Each entry that follows should be given again word for word; please leave out its pictures.

■ **THE INPUT**
········
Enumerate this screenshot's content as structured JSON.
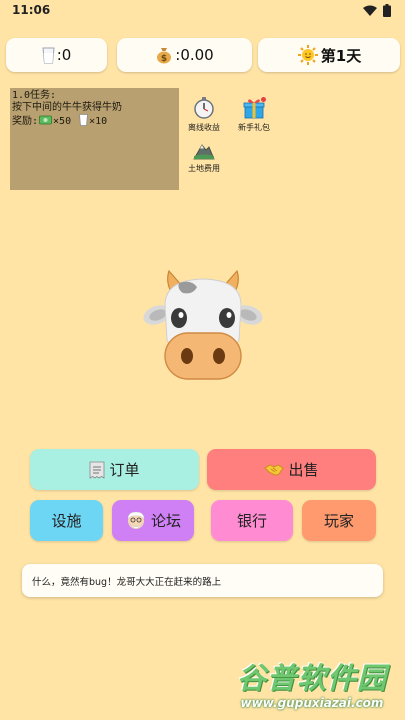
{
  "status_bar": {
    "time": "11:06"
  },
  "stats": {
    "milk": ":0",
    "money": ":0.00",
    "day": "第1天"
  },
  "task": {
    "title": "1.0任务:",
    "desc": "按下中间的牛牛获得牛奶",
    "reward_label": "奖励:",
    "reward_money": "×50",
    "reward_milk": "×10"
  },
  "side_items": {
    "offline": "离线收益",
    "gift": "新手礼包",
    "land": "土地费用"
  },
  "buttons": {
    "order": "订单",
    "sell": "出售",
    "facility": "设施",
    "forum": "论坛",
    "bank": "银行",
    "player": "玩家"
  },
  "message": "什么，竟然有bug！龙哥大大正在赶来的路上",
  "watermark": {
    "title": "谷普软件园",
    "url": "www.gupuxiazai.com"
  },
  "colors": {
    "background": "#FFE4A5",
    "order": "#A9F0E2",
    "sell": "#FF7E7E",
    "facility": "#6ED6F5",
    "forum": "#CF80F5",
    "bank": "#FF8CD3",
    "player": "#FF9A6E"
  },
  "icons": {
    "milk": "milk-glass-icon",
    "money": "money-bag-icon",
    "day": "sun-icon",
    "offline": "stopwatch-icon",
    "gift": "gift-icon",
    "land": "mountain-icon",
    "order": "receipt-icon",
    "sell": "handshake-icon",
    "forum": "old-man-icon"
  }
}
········
■ **YOUR SOLUTION**
Enumerate this screenshot's content as structured JSON.
{
  "status_bar": {
    "time": "11:06"
  },
  "stats": {
    "milk": ":0",
    "money": ":0.00",
    "day": "第1天"
  },
  "task": {
    "title": "1.0任务:",
    "desc": "按下中间的牛牛获得牛奶",
    "reward_label": "奖励:",
    "reward_money": "×50",
    "reward_milk": "×10"
  },
  "side_items": {
    "offline": "离线收益",
    "gift": "新手礼包",
    "land": "土地费用"
  },
  "buttons": {
    "order": "订单",
    "sell": "出售",
    "facility": "设施",
    "forum": "论坛",
    "bank": "银行",
    "player": "玩家"
  },
  "message": "什么，竟然有bug！龙哥大大正在赶来的路上",
  "watermark": {
    "title": "谷普软件园",
    "url": "www.gupuxiazai.com"
  },
  "colors": {
    "background": "#FFE4A5",
    "order": "#A9F0E2",
    "sell": "#FF7E7E",
    "facility": "#6ED6F5",
    "forum": "#CF80F5",
    "bank": "#FF8CD3",
    "player": "#FF9A6E"
  },
  "icons": {
    "milk": "milk-glass-icon",
    "money": "money-bag-icon",
    "day": "sun-icon",
    "offline": "stopwatch-icon",
    "gift": "gift-icon",
    "land": "mountain-icon",
    "order": "receipt-icon",
    "sell": "handshake-icon",
    "forum": "old-man-icon"
  }
}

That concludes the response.